  2. In the Filter phase, we also need to update the NodeInfo. If there is a Reservation CRD object on NodeInfo, and the current Pod matches the Reservation CRD object, then the resources applied for by the Reservation CRD object should be returned to NodeInfo. Only in this way can it pass the resource check of the scheduler, including the network port check.

To solve these problems, we define the Hook interface. The plugin can be implemented on demand, and the Pod or NodeInfo can be modified when the PreFilter/Filter is executed. Similar to the custom implementation method RunScorePlugins mentioned above, we can customize the implementation methods RunPreFilterPlugins and RunFilterPluginsWithNominatedPods. Before executing the real extension point logic, first execute the Hook interface and modify the Pod and NodeInfo.

If necessary, you can modify the Pod or Node before executing the Score Extension Point by implementing ScorePhaseHook.

Considering that there may be multiple different Hooks to modify the Pod or NodeInfo requirements, when the Hook is called, the Hook will be called cyclically, and the modification result of the previous Hook and the input of the next Hook will continue to be executed.

Here are some additional explanations for the scenarios in which these new extension points should be used. If you can complete the scheduling function through the extension points such as Filter/Score provided by the K8s Scheduling Framework without modifying the incoming NodeInfo/Pod and other objects, you do not need to use these new extension points.

type SchedulingPhaseHook interface {
Name() string
}

type PreFilterPhaseHook interface {
SchedulingPhaseHook
PreFilterHook(handle ExtendedHandle, state *framework.CycleState, pod *corev1.Pod) (*corev1.Pod, bool)
}

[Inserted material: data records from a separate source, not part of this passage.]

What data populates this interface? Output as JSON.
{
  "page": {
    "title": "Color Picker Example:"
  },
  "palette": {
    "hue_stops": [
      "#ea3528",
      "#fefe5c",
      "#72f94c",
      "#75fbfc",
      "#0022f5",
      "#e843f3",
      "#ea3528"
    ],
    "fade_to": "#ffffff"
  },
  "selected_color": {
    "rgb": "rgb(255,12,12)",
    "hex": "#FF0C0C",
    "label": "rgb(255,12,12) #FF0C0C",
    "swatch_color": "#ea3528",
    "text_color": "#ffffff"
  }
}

type FilterPhaseHook interface {
SchedulingPhaseHook
FilterHook(handle ExtendedHandle, cycleState *framework.CycleState, pod *corev1.Pod, nodeInfo *framework.NodeInfo) (*corev1.Pod, *framework.NodeInfo, bool)
}

type ScorePhaseHook interface {
SchedulingPhaseHook
ScoreHook(handle ExtendedHandle, cycleState *framework.CycleState, pod *corev1.Pod, nodes []*corev1.Node) (*corev1.Pod, []*corev1.Node, bool)
}

Alternatives​

Use Filter instead of Filter Hook​

We can change the order of Filter plugins to support Reservation Scheduling to update NodeInfo earlier, which can replace Filter Hook. Subsequent implementations can be implemented as an optimization.